From The Observer, www.theobserver.ca
A Canadian bio-tech company has announced its opening a 50,000 square foot research and development facility at TransAlta’s
Bluewater Energy Park in Sarnia.
Solutions4CO2 Inc. is working to capture and use waste carbon dioxide from industry to grow microalgae for use in the making
of pharmaceutical drugs, biofuels and other products.
The research and development facility is expected to initially employ between six and 10 people, said CEO Doug Kemp-Welch
There are also plans to make Sarnia the company’s global headquarters, he said.
“All of our international research and development will be located there,” he said, adding several of the company’s joint
venture partners are also expected to be located at the Sarnia site.
“We’ve looked very, very diligently around North America for an ideal site, and Sarnia came out on top of the list,”
The senior Solutions4CO2 official in Sarnia will be Doug Legge, the company’s vice-president of global operations.
He previously worked for Laidlaw Environmental Services, later Safety-Kleen, in Lambton and most recently was a
vice-president for a Salt Lake City based biomass gasification technology company.
“The Bluewater Energy Park is an ideal site, for not only this R and D facility, but for the first commercial facility we’re
looking to site,” Kemp-Welch said.
That future plant could employ as many as 50 people in 250,000 to 300,000 square feet of space, Kemp-Welch said.
“Optimistically, we hope to have it started in at least about 12 months.”
The Sustainable Chemistry Alliance, based at the University of Western Ontario Research Park, invested in Solutions4CO2 and
it was announced in the fall the company was planning a demonstration facility in Sarnia.
“We’re very excited about moving in and getting it up and running,” Kemp-Welch said, “and becoming an ever increasing part of
the local Sarnia economic scene.”
Peter Smith, TransAlta’s director of commercial management for Eastern Canada, said Solutions4CO2 is leasing part of a former
Dow Chemical building located on the St. Clair River.
“It’s a combination of offices and laboratories,” Smith said.
Kemp-Welch said TransAlta has been very supportive and also operates a co-generation facility in Sarnia “that produces the
feed stock we need for our process.”
He said Solutions4CO2 has taken possession of the space in the building at the energy park and is preparing to move in.
“You’ll start to see labs commissioned and some of the other R and D equipment starting to arrive on site this month,”
Solutions4CO2 also announced this week it’s entering a joint venture with BARD Holdings, Inc., a U.S. based commercial-scale
algae production company.
The joint venture combines Solutions4CO2’s gas capture and infusion system with BARD’s algae cultivation and processing
system, according to Surajit Khanna, chairperson and CEO of Bard Holding, Inc.
“The area around Sarnia,” Khanna said in a press release, “also known as Chemical Valley, with its varied sources of CO2
emissions is an ideal location to base this world class research and development facility.”
Smith said the joint venture is the first tenant in TransAlta’s Bluewater Energy Park.
“It’s a bit of a breakthrough for us, getting that first one in,” he said. “Obviously, we’re hoping this is going to lead to
attracting some additional business in there.”
TransAlta acquired the 170-acre site from Dow Chemical after that company shut down its Sarnia operations.
Solutions4CO2 is a good fit with local initiatives to attract green and renewable industries, Smith said.
That has been one of the priorities of the Sarnia-Lambton Economic Partnership and other groups based at the University of
Western Ontario Research Park on Modeland Road.
“We’re getting closer to the end result,” said Murray McLaughlin, president of the Sustainable Chemistry Alliance, a group
working to develop Canada’s bio-industry.
“We’re waiting for that shovel to get in the ground at Bio-Amber in April, as well.”
Montreal-based Bio-Amber Inc., is building an $80-million first-of-it’s-kind plant on part of the existing Lanxess site in
Sarnia.

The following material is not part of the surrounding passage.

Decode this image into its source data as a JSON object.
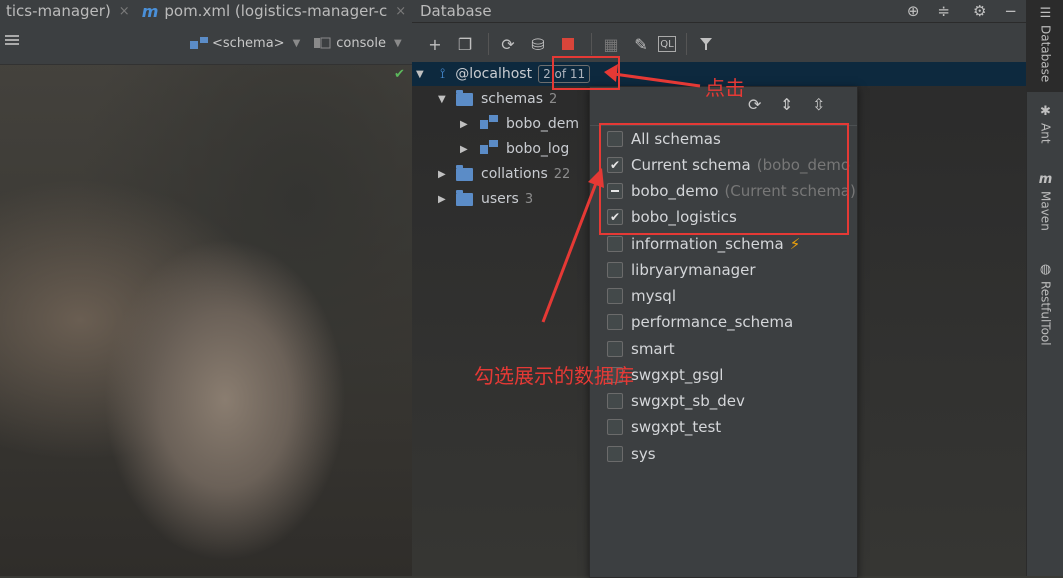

It will make biosuccinic acid from corn for use in plastics, cosmetics, pharmaceuticals and other products.